Feature: COVID-19 loses steam in Pakistan with pragmatic response, expanding immunization drive

2021-11-19 09:05:43 GMT2021-11-19 17:05:43(Beijing Time) Xinhua English

By Raheela Nazir

ISLAMABAD, Nov. 19 (Xinhua) -- Yaseen Malik, owner of a fancy dress chain in Pakistan's capital Islamabad, was happy to see his business reviving and thriving once again as the government relaxed COVID-19 restrictions owing to a sharp decline in new infections in the country.

"We are running this business for the last more than 30 years and used to earn a handsome amount of money each year especially during wedding season, which roughly falls from October to January in Pakistan. But over the last two years, COVID-19 has greatly impacted our business due to restrictions in place. Though we manage to continue our business online, sales remained largely on a downward trajectory," Malik told Xinhua.

Life is now returning to normal with easing of restrictions, he said, adding that "we are allowed to carry on with our business like before as the Pakistani government is eager to restore economic activities in the country."

"Markets are open. Mass events, functions and weddings with required standard operating procedures (SOPs) are now happening again, breathing new life into our business," he added.

Pakistan has reported less than 300 daily cases for several days in the past week, with the positivity rate falling below 1 percent for a time, according to the National Command and Operation Center (NCOC) of Pakistan.

As the country managed to flatten its COVID-19 curve, the NCOC, which oversees Pakistan's response to the pandemic, decided to further ease restrictions in cities based on their respective vaccination rates.
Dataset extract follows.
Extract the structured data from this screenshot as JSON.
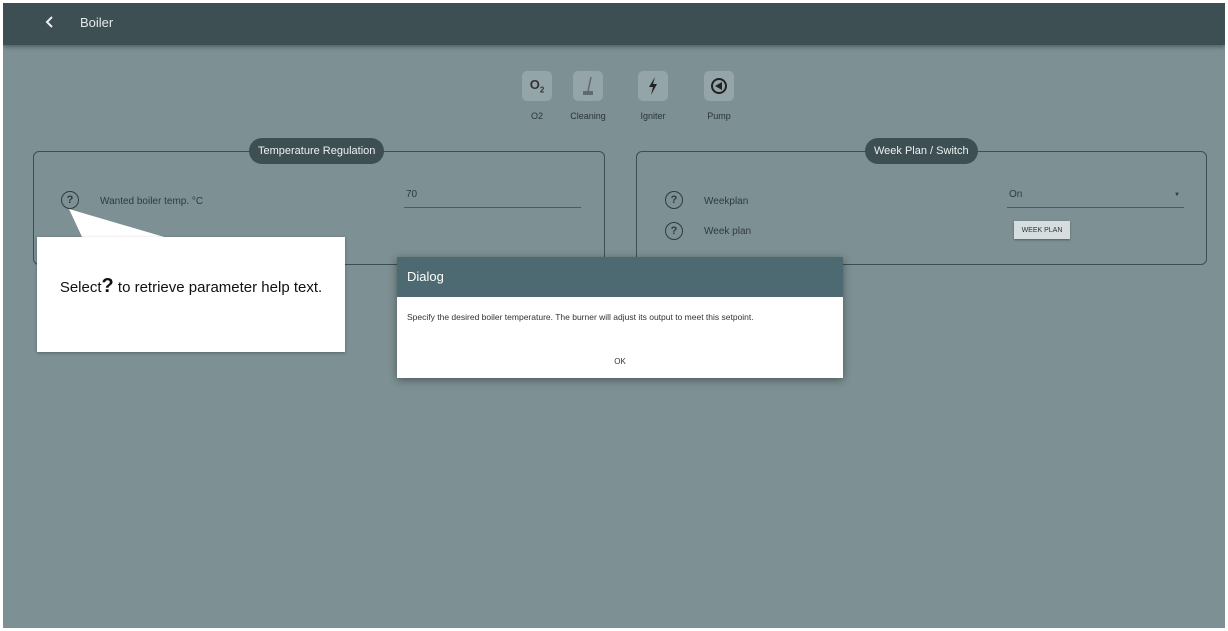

To encourage and incentivize cities with excellent vaccination progress, the forum has decided relaxations in non-pharmaceutical interventions and return to normal life, a statement from the NCOC said on Sunday.

Pakistani experts and officials believe that with pragmatic and swift COVID-19 response and expanded immunization campaign, the deadly coronavirus is running out of steam as the number of new infections went down recently.

Talking to Xinhua, Ejaz Ahmad Khan, infectious disease specialist at Shifa International Hospital Islamabad, said that controlling the deadly virus was an uphill task and full of multiple challenges.

Since the onset of the disease in Pakistan, the incumbent government acted in a responsible manner and took effective measures to curb the spread, Khan said, adding that a comprehensive model of tracing, testing and quarantine was adopted, helping identify COVID-19 spread and hot spots under imposed targeted lockdowns to control the pandemic.

Besides, the vaccination drive is playing a vital role in reducing the number of fresh cases and deaths, he said. "It was done in a systematic way starting with those most at risk such as elderly people and health care professionals treating COVID-19 patients."

In order to meet the 100 percent vaccination target, door-to-door vaccination drive and awareness programs were launched in the country, encouraging people to get vaccinated as soon as possible, he added.

Khan said the country allocated billions of rupees for the timely and adequate procurement of vaccine doses. Friendly countries, most importantly China, have donated millions of doses of vaccine to help Pakistan to fight off the disease.

Pakistan has recently achieved a significant milestone with more than 100 million doses of vaccines having been administered nationwide. According to government officials, 50 percent of the country's eligible population has received at least one dose of the vaccine.

However, despite vigorous vaccination campaigns and the sharp decline in COVID-19 cases, health experts warned against the fifth wave of coronavirus in winters if people stop taking safety measures.

"Millions in the country still need to be vaccinated against coronavirus. These people are at most risk. The fifth wave of coronavirus could hit Pakistan if the pace of vaccinations is not increased," Special Assistant to the Pakistani Prime Minister on Health Faisal Sultan said recently.

Umar Javeed, a public health expert in eastern Rawalpindi district, said that as all types of lockdowns have been lifted in most of the cities of Pakistan, commercial activities have resumed in full swing, while people have become less sensitive, not properly following SOPs and not cautious about the still-prevailing threat of the fatal virus.

Mass gatherings are being held without the implementation of appropriate social distancing rules. People are not taking proof of vaccination seriously as before while entering certain indoor premises, Javeed told Xinhua, adding that the overall attitude of people has relaxed which is dangerous.

"We should not lose vigilance, we should continue to adhere to the government set COVID-19 protocols and get every eligible individual vaccinated as we will remain vulnerable until the majority of people are vaccinated," he said. Enditem